“I am not a big risk-taker, but if you could return an extra $150 to $200/acre, you have to look at it,” he says. “At $4 corn, if it is worth 50 bushels/acre, it would be about a five-year payback on specialized equipment.”
He plans to keep the cost of continuing to test high-population narrow-row corn to a minimum. He will double plant with his 30-inch planter and harvest with a soybean platform in 2014.
“I am not convinced this is the future at this point,” he says. “I have to test it on my farm, in my conditions, and my methods.”
Corn planted in 12-inch rows on the left and 20-inch rows on the right highlights how in-row spacing differences could help boost yields in high-population production systems.

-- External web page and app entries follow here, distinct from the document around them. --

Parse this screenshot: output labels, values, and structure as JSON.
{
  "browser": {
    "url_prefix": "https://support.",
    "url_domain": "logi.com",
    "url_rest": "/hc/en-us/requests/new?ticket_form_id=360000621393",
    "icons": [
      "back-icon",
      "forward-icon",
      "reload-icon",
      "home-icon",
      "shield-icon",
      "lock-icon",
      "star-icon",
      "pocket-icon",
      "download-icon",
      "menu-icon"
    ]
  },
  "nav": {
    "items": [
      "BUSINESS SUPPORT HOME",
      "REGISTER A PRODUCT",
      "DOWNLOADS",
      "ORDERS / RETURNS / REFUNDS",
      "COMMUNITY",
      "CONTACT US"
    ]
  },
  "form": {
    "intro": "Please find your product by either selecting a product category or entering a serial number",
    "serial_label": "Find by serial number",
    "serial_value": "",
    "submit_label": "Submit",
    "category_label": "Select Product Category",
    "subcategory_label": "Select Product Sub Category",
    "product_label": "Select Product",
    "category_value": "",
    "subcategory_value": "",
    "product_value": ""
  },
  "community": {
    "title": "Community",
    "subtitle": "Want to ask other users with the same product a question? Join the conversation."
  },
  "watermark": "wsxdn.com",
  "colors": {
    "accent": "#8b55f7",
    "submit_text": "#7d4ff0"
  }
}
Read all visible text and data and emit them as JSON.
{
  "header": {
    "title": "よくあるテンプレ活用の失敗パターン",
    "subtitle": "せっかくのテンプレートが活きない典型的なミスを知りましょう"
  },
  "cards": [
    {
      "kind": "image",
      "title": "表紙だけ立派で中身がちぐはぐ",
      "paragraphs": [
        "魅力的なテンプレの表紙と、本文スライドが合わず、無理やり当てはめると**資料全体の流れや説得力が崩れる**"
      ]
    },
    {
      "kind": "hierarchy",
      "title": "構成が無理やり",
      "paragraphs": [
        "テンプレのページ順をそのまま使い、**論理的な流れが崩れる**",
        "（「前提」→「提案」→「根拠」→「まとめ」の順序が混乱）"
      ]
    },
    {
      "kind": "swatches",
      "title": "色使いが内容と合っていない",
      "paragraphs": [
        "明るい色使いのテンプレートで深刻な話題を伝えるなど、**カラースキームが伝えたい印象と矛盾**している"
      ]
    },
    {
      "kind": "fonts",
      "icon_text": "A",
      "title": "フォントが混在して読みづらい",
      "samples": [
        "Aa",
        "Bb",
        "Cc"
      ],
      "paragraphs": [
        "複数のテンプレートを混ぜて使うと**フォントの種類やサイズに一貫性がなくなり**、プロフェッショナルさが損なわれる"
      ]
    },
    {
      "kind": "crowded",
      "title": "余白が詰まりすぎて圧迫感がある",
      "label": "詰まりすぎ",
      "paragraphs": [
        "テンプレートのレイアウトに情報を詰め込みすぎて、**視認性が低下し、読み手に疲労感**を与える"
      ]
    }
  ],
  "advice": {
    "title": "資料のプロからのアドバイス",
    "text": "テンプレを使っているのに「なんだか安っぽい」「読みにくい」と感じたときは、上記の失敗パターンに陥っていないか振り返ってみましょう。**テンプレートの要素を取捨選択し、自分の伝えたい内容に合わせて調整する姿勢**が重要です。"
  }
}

In addition to farmer field trials, Stine Seed conducted trials in 2013 comparing six of its high-population hybrids at four seeding rates (34,000, 43,000, 51,000 and 60,000) and two rows widths (20 and 12 inches) at multiple locations.
In 12-inch rows, the highest populations were the yield winners with four of the six hybrids, The 51,000 seeding rate won or tied with the highest population in the other two face-offs. Winning yields ranged from 225 to 250 bushels/acre.
Thompson acknowledges that adoption of high-population narrow-row corn faces many challenges, including availability of suitable hybrids, planting and harvesting equipment. “Our goal is to demonstrate what is possible,” he says. “We think we are moving this conversation forward.”
In 2014, Stine plans to continue its demonstration program. It also will provide a portion of cooperating farmers’ seed on fields planted to select hybrids at seeding rates above 38,000 and in rows 20 inches wide and narrower.